LTCOL Robby “T-Bag” Marr, USAF (Ret.) doesn’t know I’m writing this little ditty and posting it here. He’s probably flying somewhere around the world as an American Airlines pilot, and by the time I’ve posted this message it will be too late for him to squawk about it!
Robby retired from the Air Force this summer, and as the Air Force said goodbye to a man described by his peers as a “Legend,” I wanted you to say hello to one. As Robby enters the civilian world full time, he leaves behind a truly remarkable career: he’s been an instructor pilot at Sheppard Air Force Base in Wichita Falls, Texas for the last 19 years. Yes, 19. And not dog years, although he’s certainly getting long in the fang. He’s been instructing most recently at Sheppard in the NATO Joint Jet Training Program. Short version of that program is that we train NATO member pilots to fly and fight in fighter jets. A very cool mission.
Robby also married up like a lot of us Neanderthal cretins. Jill is gorgeous, smart and funny, and his three daughters are beautiful like the sirens in Homer’s Odyssey. They’re also athletic, modest and accomplished. In other words, nothing at all like Robby, and everything like Jill.
So here’s how T-Bag’s retirement went down and why I’m telling you the story. He lands safely in the T-38 jet for the final time after thousands of hours of flight time in his career. Champagne shower! Hundreds and hundreds of people have turned out for his final flight and ceremony. Tons of photos and well wishes. Official retirement. Giant hanger party with hundreds more people, fighter pilots and other reprobates. Some of the latter may have been my guests, but that’s not important right now. BBQ and all the fixings’, people telling stories, tall tales and fighter pilot guys and gals flying with their hands.

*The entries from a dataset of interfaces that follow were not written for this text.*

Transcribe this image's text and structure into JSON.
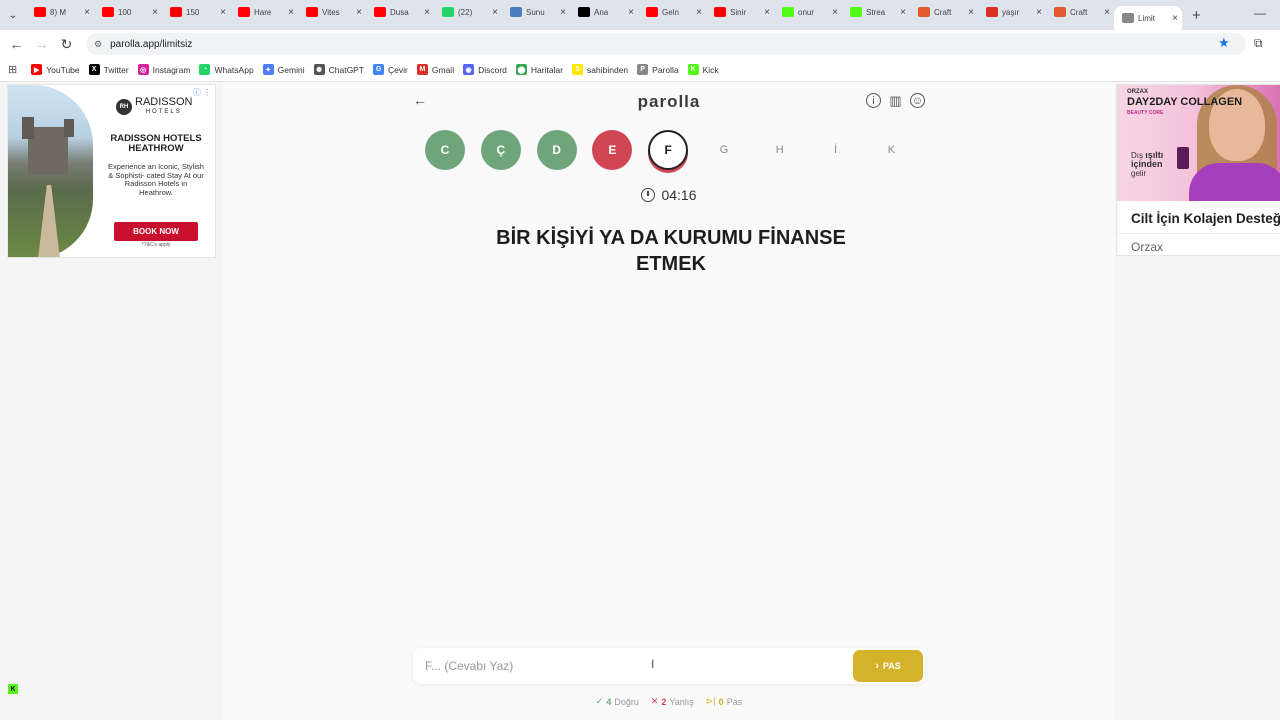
{
  "browser": {
    "tabs": [
      {
        "title": "8) M",
        "fav": "yt",
        "color": "#ff0000"
      },
      {
        "title": "100 ",
        "fav": "yt",
        "color": "#ff0000"
      },
      {
        "title": "150 ",
        "fav": "yt",
        "color": "#ff0000"
      },
      {
        "title": "Hare",
        "fav": "yt",
        "color": "#ff0000"
      },
      {
        "title": "Vites",
        "fav": "yt",
        "color": "#ff0000"
      },
      {
        "title": "Dusa",
        "fav": "yt",
        "color": "#ff0000"
      },
      {
        "title": "(22) ",
        "fav": "wa",
        "color": "#25d366"
      },
      {
        "title": "Sunu",
        "fav": "doc",
        "color": "#4a7fc1"
      },
      {
        "title": "Ana ",
        "fav": "x",
        "color": "#000000"
      },
      {
        "title": "Geln",
        "fav": "yt",
        "color": "#ff0000"
      },
      {
        "title": "Sinir",
        "fav": "yt",
        "color": "#ff0000"
      },
      {
        "title": "onur",
        "fav": "kick",
        "color": "#53fc18"
      },
      {
        "title": "Strea",
        "fav": "kick",
        "color": "#53fc18"
      },
      {
        "title": "Craft",
        "fav": "c",
        "color": "#e05a2b"
      },
      {
        "title": "yaşır",
        "fav": "gmail",
        "color": "#d93025"
      },
      {
        "title": "Craft",
        "fav": "c",
        "color": "#e05a2b"
      },
      {
        "title": "Limit",
        "fav": "parolla",
        "color": "#888888",
        "active": true
      }
    ],
    "url": "parolla.app/limitsiz",
    "bookmarks": [
      {
        "label": "YouTube",
        "color": "#ff0000",
        "glyph": "▶"
      },
      {
        "label": "Twitter",
        "color": "#000000",
        "glyph": "X"
      },
      {
        "label": "Instagram",
        "color": "#d6249f",
        "glyph": "◎"
      },
      {
        "label": "WhatsApp",
        "color": "#25d366",
        "glyph": "◔"
      },
      {
        "label": "Gemini",
        "color": "#4f7cf7",
        "glyph": "✦"
      },
      {
        "label": "ChatGPT",
        "color": "#555555",
        "glyph": "✺"
      },
      {
        "label": "Çevir",
        "color": "#4285f4",
        "glyph": "G"
      },
      {
        "label": "Gmail",
        "color": "#d93025",
        "glyph": "M"
      },
      {
        "label": "Discord",
        "color": "#5865f2",
        "glyph": "◉"
      },
      {
        "label": "Haritalar",
        "color": "#34a853",
        "glyph": "⬤"
      },
      {
        "label": "sahibinden",
        "color": "#ffe800",
        "glyph": "S"
      },
      {
        "label": "Parolla",
        "color": "#888888",
        "glyph": "P"
      },
      {
        "label": "Kick",
        "color": "#53fc18",
        "glyph": "K"
      }
    ]
  },
  "ads": {
    "left": {
      "brand": "RADISSON",
      "brand_sub": "HOTELS",
      "logo_mark": "RH",
      "headline": "RADISSON HOTELS HEATHROW",
      "body": "Experience an Iconic, Stylish & Sophisti- cated Stay At our Radisson Hotels in Heathrow.",
      "cta": "BOOK NOW",
      "terms": "*T&C's apply"
    },
    "right": {
      "brand_small": "ORZAX",
      "brand_big": "DAY2DAY COLLAGEN",
      "brand_tag": "BEAUTY CORE",
      "tagline_1": "Dış",
      "tagline_2": "ışıltı",
      "tagline_3": "içinden",
      "tagline_4": "gelir",
      "title": "Cilt İçin Kolajen Desteği",
      "advertiser": "Orzax"
    }
  },
  "game": {
    "brand": "parolla",
    "letters": [
      {
        "letter": "C",
        "state": "ok",
        "color": "#6fa57b"
      },
      {
        "letter": "Ç",
        "state": "ok",
        "color": "#6fa57b"
      },
      {
        "letter": "D",
        "state": "ok",
        "color": "#6fa57b"
      },
      {
        "letter": "E",
        "state": "bad",
        "color": "#d04655"
      },
      {
        "letter": "F",
        "state": "current"
      },
      {
        "letter": "G",
        "state": "pending"
      },
      {
        "letter": "H",
        "state": "pending"
      },
      {
        "letter": "İ",
        "state": "pending"
      },
      {
        "letter": "K",
        "state": "pending"
      }
    ],
    "timer": "04:16",
    "question": "BİR KİŞİYİ YA DA KURUMU FİNANSE ETMEK",
    "answer_placeholder": "F... (Cevabı Yaz)",
    "answer_value": "",
    "pass_label": "PAS",
    "stats": {
      "correct_count": "4",
      "correct_label": "Doğru",
      "wrong_count": "2",
      "wrong_label": "Yanlış",
      "pass_count": "0",
      "pass_label": "Pas"
    }
  }
}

Then Robby and Jill’s three girls get up to the microphone and the hanger falls quiet.
We were there to honor a legend, but what we really learned about was legacy.
One of their girls began to cry, another held the microphone crying, and the other daughter held the other two… crying. Those graceful young ladies spoke of all the years when their Daddy left home to serve his country: to fly, fight and ultimately teach generations of aviators to be the best fighter pilots in the world. They spoke of how much they knew he sacrificed for them, working exhausting hours as both a civilian and as a military pilot in dangerous environments in difficult deployments. They spoke of love and joy and pride in their Father and how much he inspired them. I’m bawling. Hundreds of other people in that hanger were just bawling too. All of us instinctively also recognizing the years that Jill was raising three girls with two hands and a deployed or traveling husband. Robby and Jill walked up to the girls, and they had a giant Marr family hug and cry to the raucous cheers of the crowd. That’s legend and legacy. I hope my children think of me and speak of me, as Robby’s daughters did of him. I bet we all have that wish.
First Officer Robby Marr may be flying you to your next destination on American Airlines. If so, you’ll be glad to know that a good husband, good father, and a hell of a fighter pilot is on the flight deck. Say hello to a legend if you see him — he’s 6’6” and you can’t miss him….